JAXenter: What is the ideal testing strategy for companies? How do they sometimes fall short?
Mark Price: Ideally, a company should have different levels of testing. Staring with unit-testing, moving up to integration and acceptance testing, each level of testing being broader in scope than the previous one. If systems performance is a business goal, then it makes sense to test it alongside a product’s functional features.
All these tests should be part of a continuous integration strategy, so that failures and regressions can be caught quickly. One of the most important things is making the state of tests visible, so that trends can be identified and everyone is aware when something is broken.
JAXenter: What is a performance test harness? Why do companies need to have this as a part of their testing strategy?
Mark Price: A performance test harness is simply another type of test interaction that can be used to model user behaviour. It is typically focused on measuring how well the system performs under varying levels of load. Reporting of performance tests may be different than for functional tests; for instance, it may be difficult to define what constitutes a test failure.
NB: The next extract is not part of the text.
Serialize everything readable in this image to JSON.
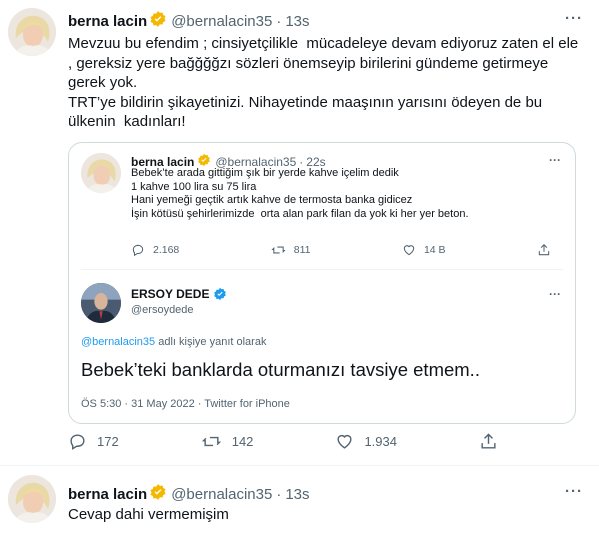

No business wants their product to fail when it suddenly becomes popular, so as part of capacity planning it is important to know how much load the system can handle. Having a test harness in place allows us to inform the business of how popular the product can become before there are going to be scaling issues. It also provides a platform for analysing and improving system performance in a safe environment, where experiments can be performed without worrying about affecting production systems.
JAXenter: How can we determine that the tests are reflecting what is actually happening accurately?
Mark Price: This is probably the starting point for building a test harness. First we need to understand how systems are being used in production, so some form of traffic analysis is required (e.g. looking at requests per second, distribution of request types, etc). While the test harness is being developed and run, we can analyse the traffic come from the harness, to make sure that it has the same “shape” as that which is seen in production. It’s also possible to automate this as an extra validation step to ensure that production traffic loads are not diverging from the test model.
JAXenter: What’s the biggest challenge in testing? How do you mitigate it?
Mark Price: Performance regressions are one of the hardest things to track down. Due to the duration of most performance tests (they may run for several minutes, or even hours), there is usually lots of change incorporated into each run. When a regression occurs, it is very useful to use something like ‘git bisect’ to track down the change that caused the regression. Sometimes, a regression is caused by a configuration change at the system level, so it is also important to have a record of any changes made external to the actual application (e.g. OS updates).
JAXenter: What can attendees expect from your workshop?
Mark Price: We will cover more detail about the whys and whats of performance testing, and look at techniques to ensure that we are accurately measuring system performance. Really trusting your tools (in this case a test-harness) involves understanding how they work at a very low level. The workshop covers the use of profilers and other monitoring tools, along with low-latency coding techniques that will result in a test-harness that can measure system performance down to the microsecond.